▼
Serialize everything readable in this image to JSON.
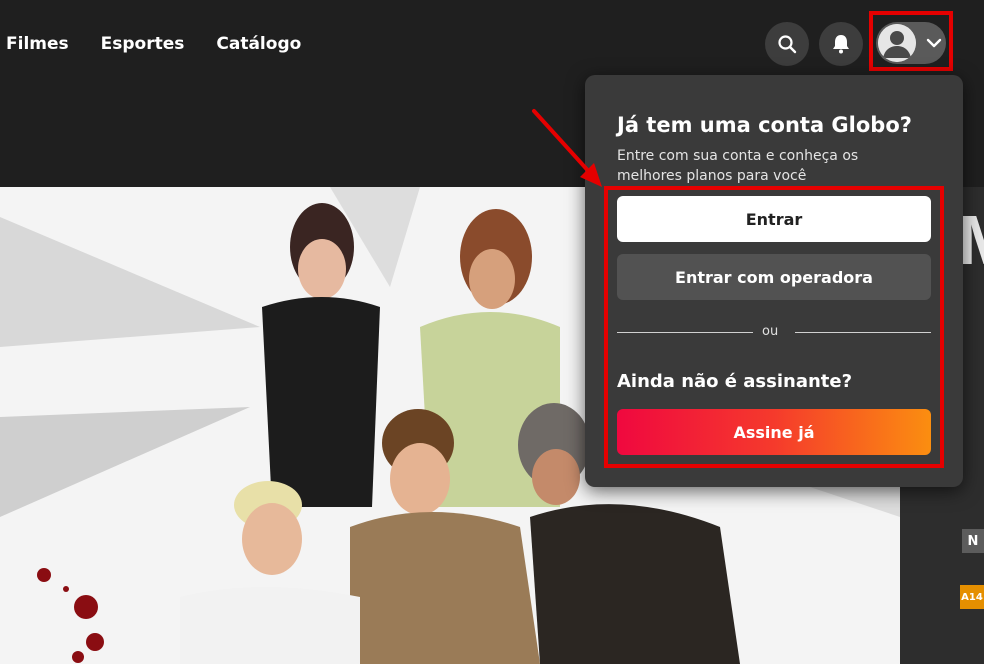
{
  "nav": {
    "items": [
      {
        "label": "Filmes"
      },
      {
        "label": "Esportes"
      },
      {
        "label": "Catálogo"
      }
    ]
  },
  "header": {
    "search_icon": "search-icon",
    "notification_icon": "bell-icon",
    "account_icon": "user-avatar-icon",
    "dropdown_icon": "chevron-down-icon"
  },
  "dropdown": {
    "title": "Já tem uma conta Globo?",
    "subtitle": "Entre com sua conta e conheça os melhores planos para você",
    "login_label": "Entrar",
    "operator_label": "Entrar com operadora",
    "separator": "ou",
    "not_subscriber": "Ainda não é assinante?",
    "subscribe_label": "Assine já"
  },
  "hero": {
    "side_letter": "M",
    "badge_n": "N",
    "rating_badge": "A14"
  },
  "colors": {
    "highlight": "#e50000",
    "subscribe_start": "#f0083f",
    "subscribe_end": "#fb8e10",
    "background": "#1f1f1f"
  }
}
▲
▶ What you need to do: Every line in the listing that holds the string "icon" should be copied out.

▶ Answer to the exercise:
    "search_icon": "search-icon",
    "notification_icon": "bell-icon",
    "account_icon": "user-avatar-icon",
    "dropdown_icon": "chevron-down-icon"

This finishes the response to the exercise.